Start of Provided records

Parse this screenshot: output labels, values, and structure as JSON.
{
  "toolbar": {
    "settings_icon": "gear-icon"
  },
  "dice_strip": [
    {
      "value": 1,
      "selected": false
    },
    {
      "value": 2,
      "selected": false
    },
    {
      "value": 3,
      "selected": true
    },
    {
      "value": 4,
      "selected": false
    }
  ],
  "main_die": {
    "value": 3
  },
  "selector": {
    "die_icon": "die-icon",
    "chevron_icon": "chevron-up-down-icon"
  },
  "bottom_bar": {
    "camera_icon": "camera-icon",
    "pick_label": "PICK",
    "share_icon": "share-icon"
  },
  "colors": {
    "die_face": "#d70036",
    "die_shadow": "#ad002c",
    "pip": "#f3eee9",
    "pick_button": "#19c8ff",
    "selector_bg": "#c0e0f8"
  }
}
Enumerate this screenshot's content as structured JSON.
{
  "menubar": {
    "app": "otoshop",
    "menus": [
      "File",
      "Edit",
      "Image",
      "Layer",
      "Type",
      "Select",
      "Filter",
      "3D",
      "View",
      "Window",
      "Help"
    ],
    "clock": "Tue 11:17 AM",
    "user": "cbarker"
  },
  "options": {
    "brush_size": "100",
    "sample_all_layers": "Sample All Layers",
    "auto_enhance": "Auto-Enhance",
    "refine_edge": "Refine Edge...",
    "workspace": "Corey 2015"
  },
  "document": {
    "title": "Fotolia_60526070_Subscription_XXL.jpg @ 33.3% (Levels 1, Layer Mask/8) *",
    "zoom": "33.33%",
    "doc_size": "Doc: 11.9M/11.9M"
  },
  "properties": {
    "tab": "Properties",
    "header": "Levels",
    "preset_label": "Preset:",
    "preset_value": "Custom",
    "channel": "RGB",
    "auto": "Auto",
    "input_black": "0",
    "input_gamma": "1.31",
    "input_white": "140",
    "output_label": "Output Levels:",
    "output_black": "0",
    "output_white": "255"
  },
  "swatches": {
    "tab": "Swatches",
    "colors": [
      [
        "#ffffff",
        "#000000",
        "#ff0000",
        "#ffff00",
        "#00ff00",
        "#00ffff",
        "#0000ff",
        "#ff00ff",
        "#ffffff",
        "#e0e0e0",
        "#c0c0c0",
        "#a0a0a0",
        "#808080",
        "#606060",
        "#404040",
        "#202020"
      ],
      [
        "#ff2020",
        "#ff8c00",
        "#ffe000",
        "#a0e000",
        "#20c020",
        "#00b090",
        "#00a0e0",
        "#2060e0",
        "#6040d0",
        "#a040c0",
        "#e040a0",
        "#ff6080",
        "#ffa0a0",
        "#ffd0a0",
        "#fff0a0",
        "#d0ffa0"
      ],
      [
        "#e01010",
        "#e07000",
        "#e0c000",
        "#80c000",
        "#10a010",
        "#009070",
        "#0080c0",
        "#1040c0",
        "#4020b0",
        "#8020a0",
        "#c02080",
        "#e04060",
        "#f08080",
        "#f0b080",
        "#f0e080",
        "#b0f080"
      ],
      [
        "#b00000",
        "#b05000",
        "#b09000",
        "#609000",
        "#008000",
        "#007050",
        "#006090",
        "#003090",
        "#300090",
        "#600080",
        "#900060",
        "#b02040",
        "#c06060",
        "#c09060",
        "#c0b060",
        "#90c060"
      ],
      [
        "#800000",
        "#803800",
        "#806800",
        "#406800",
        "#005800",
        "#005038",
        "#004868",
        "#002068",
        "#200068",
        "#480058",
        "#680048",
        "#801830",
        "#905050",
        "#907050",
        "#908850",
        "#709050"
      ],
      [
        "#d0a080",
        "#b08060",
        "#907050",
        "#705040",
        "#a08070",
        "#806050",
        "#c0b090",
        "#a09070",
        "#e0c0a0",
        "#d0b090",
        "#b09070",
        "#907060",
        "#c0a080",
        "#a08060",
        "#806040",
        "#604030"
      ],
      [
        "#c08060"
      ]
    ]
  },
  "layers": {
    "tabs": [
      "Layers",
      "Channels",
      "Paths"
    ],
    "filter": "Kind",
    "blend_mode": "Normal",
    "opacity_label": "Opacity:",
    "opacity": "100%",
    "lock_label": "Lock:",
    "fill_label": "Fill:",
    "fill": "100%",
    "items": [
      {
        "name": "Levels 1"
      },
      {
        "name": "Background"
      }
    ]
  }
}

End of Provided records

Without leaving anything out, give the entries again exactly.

Solved exercise —
Parse this screenshot: output labels, values, and structure as JSON.
{
  "toolbar": {
    "settings_icon": "gear-icon"
  },
  "dice_strip": [
    {
      "value": 1,
      "selected": false
    },
    {
      "value": 2,
      "selected": false
    },
    {
      "value": 3,
      "selected": true
    },
    {
      "value": 4,
      "selected": false
    }
  ],
  "main_die": {
    "value": 3
  },
  "selector": {
    "die_icon": "die-icon",
    "chevron_icon": "chevron-up-down-icon"
  },
  "bottom_bar": {
    "camera_icon": "camera-icon",
    "pick_label": "PICK",
    "share_icon": "share-icon"
  },
  "colors": {
    "die_face": "#d70036",
    "die_shadow": "#ad002c",
    "pip": "#f3eee9",
    "pick_button": "#19c8ff",
    "selector_bg": "#c0e0f8"
  }
}
Enumerate this screenshot's content as structured JSON.
{
  "menubar": {
    "app": "otoshop",
    "menus": [
      "File",
      "Edit",
      "Image",
      "Layer",
      "Type",
      "Select",
      "Filter",
      "3D",
      "View",
      "Window",
      "Help"
    ],
    "clock": "Tue 11:17 AM",
    "user": "cbarker"
  },
  "options": {
    "brush_size": "100",
    "sample_all_layers": "Sample All Layers",
    "auto_enhance": "Auto-Enhance",
    "refine_edge": "Refine Edge...",
    "workspace": "Corey 2015"
  },
  "document": {
    "title": "Fotolia_60526070_Subscription_XXL.jpg @ 33.3% (Levels 1, Layer Mask/8) *",
    "zoom": "33.33%",
    "doc_size": "Doc: 11.9M/11.9M"
  },
  "properties": {
    "tab": "Properties",
    "header": "Levels",
    "preset_label": "Preset:",
    "preset_value": "Custom",
    "channel": "RGB",
    "auto": "Auto",
    "input_black": "0",
    "input_gamma": "1.31",
    "input_white": "140",
    "output_label": "Output Levels:",
    "output_black": "0",
    "output_white": "255"
  },
  "swatches": {
    "tab": "Swatches",
    "colors": [
      [
        "#ffffff",
        "#000000",
        "#ff0000",
        "#ffff00",
        "#00ff00",
        "#00ffff",
        "#0000ff",
        "#ff00ff",
        "#ffffff",
        "#e0e0e0",
        "#c0c0c0",
        "#a0a0a0",
        "#808080",
        "#606060",
        "#404040",
        "#202020"
      ],
      [
        "#ff2020",
        "#ff8c00",
        "#ffe000",
        "#a0e000",
        "#20c020",
        "#00b090",
        "#00a0e0",
        "#2060e0",
        "#6040d0",
        "#a040c0",
        "#e040a0",
        "#ff6080",
        "#ffa0a0",
        "#ffd0a0",
        "#fff0a0",
        "#d0ffa0"
      ],
      [
        "#e01010",
        "#e07000",
        "#e0c000",
        "#80c000",
        "#10a010",
        "#009070",
        "#0080c0",
        "#1040c0",
        "#4020b0",
        "#8020a0",
        "#c02080",
        "#e04060",
        "#f08080",
        "#f0b080",
        "#f0e080",
        "#b0f080"
      ],
      [
        "#b00000",
        "#b05000",
        "#b09000",
        "#609000",
        "#008000",
        "#007050",
        "#006090",
        "#003090",
        "#300090",
        "#600080",
        "#900060",
        "#b02040",
        "#c06060",
        "#c09060",
        "#c0b060",
        "#90c060"
      ],
      [
        "#800000",
        "#803800",
        "#806800",
        "#406800",
        "#005800",
        "#005038",
        "#004868",
        "#002068",
        "#200068",
        "#480058",
        "#680048",
        "#801830",
        "#905050",
        "#907050",
        "#908850",
        "#709050"
      ],
      [
        "#d0a080",
        "#b08060",
        "#907050",
        "#705040",
        "#a08070",
        "#806050",
        "#c0b090",
        "#a09070",
        "#e0c0a0",
        "#d0b090",
        "#b09070",
        "#907060",
        "#c0a080",
        "#a08060",
        "#806040",
        "#604030"
      ],
      [
        "#c08060"
      ]
    ]
  },
  "layers": {
    "tabs": [
      "Layers",
      "Channels",
      "Paths"
    ],
    "filter": "Kind",
    "blend_mode": "Normal",
    "opacity_label": "Opacity:",
    "opacity": "100%",
    "lock_label": "Lock:",
    "fill_label": "Fill:",
    "fill": "100%",
    "items": [
      {
        "name": "Levels 1"
      },
      {
        "name": "Background"
      }
    ]
  }
}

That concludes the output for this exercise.